> EXTRACTED RECORDS:
* * * * * * *

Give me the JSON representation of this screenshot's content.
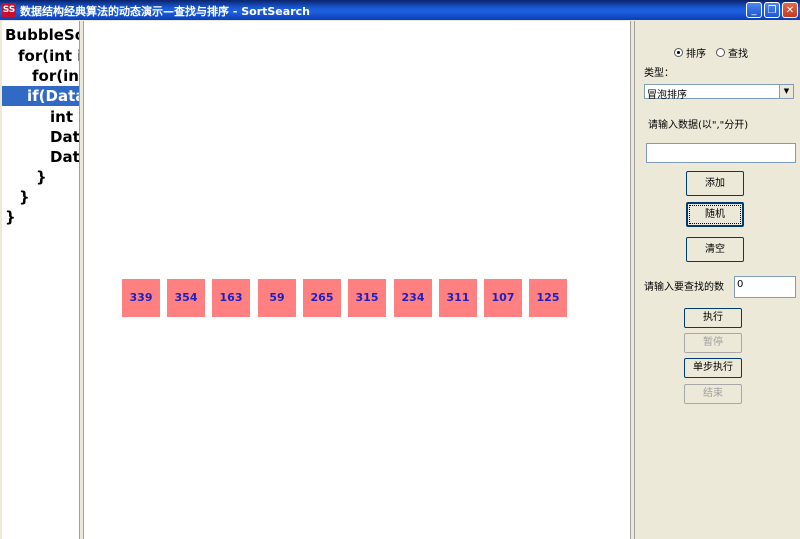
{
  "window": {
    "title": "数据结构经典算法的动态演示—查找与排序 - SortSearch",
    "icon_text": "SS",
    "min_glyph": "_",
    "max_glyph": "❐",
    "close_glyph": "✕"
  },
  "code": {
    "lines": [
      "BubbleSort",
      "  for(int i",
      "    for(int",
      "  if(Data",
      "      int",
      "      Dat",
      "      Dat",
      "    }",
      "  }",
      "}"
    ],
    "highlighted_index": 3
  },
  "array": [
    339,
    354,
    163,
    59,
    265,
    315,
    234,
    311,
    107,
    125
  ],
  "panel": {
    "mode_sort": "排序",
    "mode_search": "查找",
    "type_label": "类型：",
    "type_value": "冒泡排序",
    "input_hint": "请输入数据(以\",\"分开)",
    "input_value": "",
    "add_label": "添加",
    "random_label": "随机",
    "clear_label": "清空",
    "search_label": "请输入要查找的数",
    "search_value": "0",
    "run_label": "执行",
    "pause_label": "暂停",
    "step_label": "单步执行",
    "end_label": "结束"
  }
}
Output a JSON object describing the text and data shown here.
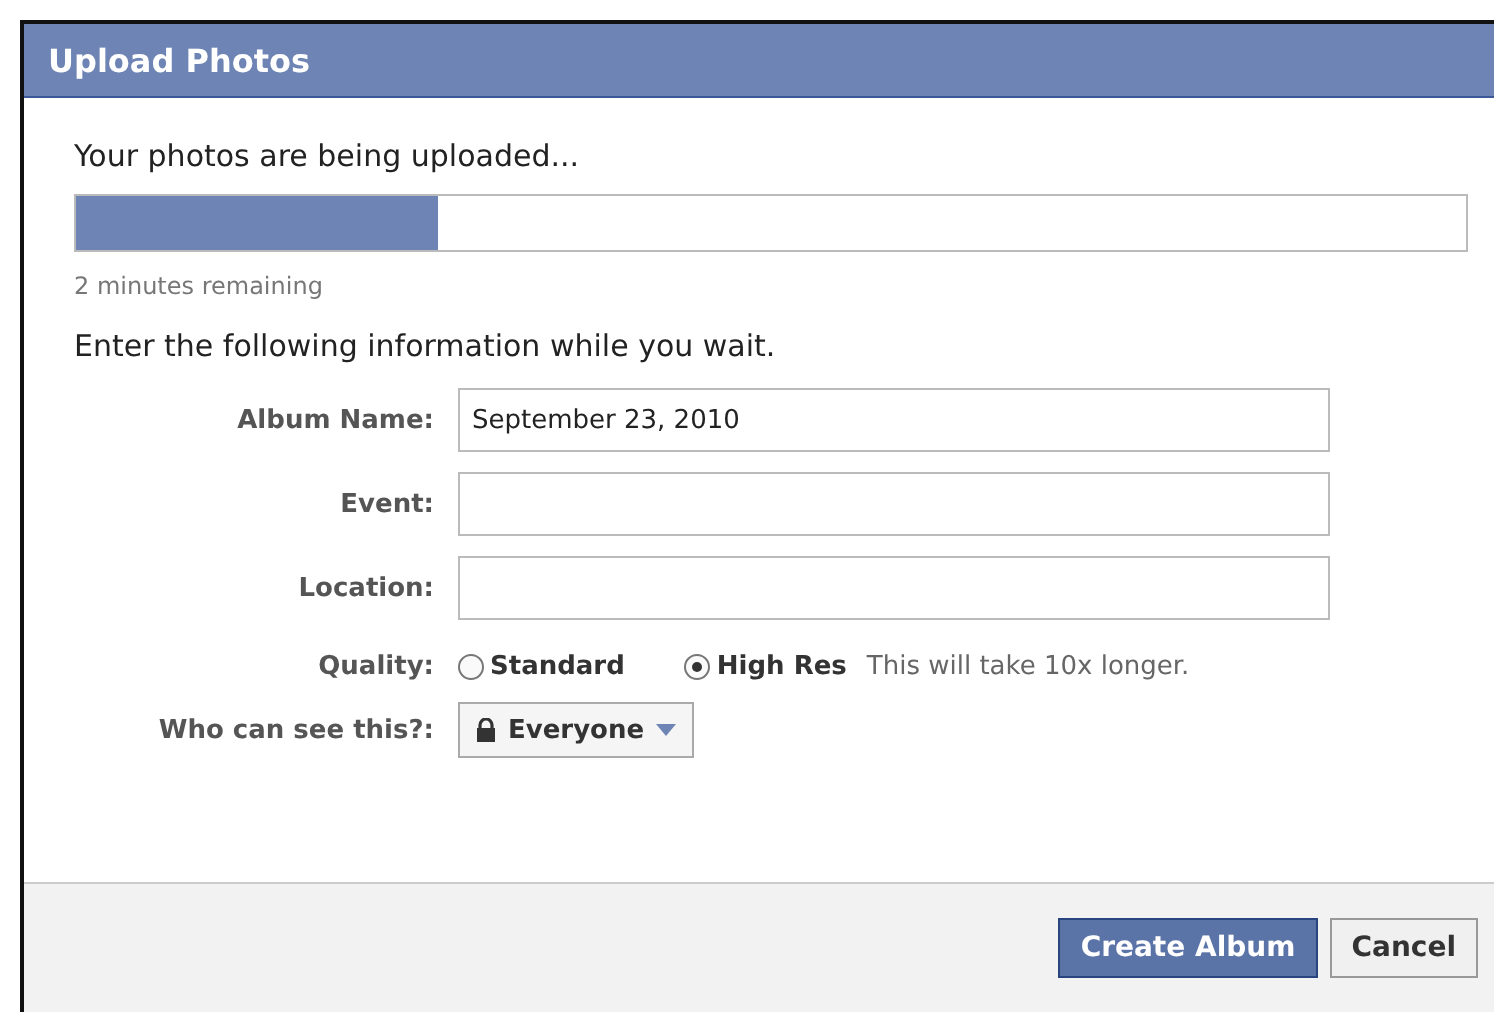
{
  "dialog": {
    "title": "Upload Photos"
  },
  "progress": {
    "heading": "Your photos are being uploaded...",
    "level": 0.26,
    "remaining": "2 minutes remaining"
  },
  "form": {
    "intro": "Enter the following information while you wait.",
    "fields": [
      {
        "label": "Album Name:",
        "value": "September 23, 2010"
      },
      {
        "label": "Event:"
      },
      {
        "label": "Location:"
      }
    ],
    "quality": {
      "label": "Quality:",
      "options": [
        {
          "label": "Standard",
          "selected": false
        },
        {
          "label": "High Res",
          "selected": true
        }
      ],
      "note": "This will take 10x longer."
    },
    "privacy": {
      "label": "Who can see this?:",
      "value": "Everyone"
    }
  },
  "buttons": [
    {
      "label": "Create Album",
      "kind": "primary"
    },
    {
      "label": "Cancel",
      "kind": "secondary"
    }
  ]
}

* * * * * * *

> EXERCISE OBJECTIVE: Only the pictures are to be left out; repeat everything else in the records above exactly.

> EXERCISE RESULT:
Give me the JSON representation of this screenshot's content.
{
  "window": {
    "title": "数据结构经典算法的动态演示—查找与排序 - SortSearch",
    "icon_text": "SS",
    "min_glyph": "_",
    "max_glyph": "❐",
    "close_glyph": "✕"
  },
  "code": {
    "lines": [
      "BubbleSort",
      "  for(int i",
      "    for(int",
      "  if(Data",
      "      int",
      "      Dat",
      "      Dat",
      "    }",
      "  }",
      "}"
    ],
    "highlighted_index": 3
  },
  "array": [
    339,
    354,
    163,
    59,
    265,
    315,
    234,
    311,
    107,
    125
  ],
  "panel": {
    "mode_sort": "排序",
    "mode_search": "查找",
    "type_label": "类型：",
    "type_value": "冒泡排序",
    "input_hint": "请输入数据(以\",\"分开)",
    "input_value": "",
    "add_label": "添加",
    "random_label": "随机",
    "clear_label": "清空",
    "search_label": "请输入要查找的数",
    "search_value": "0",
    "run_label": "执行",
    "pause_label": "暂停",
    "step_label": "单步执行",
    "end_label": "结束"
  }
}
Output a JSON object describing the text and data shown here.
{
  "dialog": {
    "title": "Upload Photos"
  },
  "progress": {
    "heading": "Your photos are being uploaded...",
    "level": 0.26,
    "remaining": "2 minutes remaining"
  },
  "form": {
    "intro": "Enter the following information while you wait.",
    "fields": [
      {
        "label": "Album Name:",
        "value": "September 23, 2010"
      },
      {
        "label": "Event:"
      },
      {
        "label": "Location:"
      }
    ],
    "quality": {
      "label": "Quality:",
      "options": [
        {
          "label": "Standard",
          "selected": false
        },
        {
          "label": "High Res",
          "selected": true
        }
      ],
      "note": "This will take 10x longer."
    },
    "privacy": {
      "label": "Who can see this?:",
      "value": "Everyone"
    }
  },
  "buttons": [
    {
      "label": "Create Album",
      "kind": "primary"
    },
    {
      "label": "Cancel",
      "kind": "secondary"
    }
  ]
}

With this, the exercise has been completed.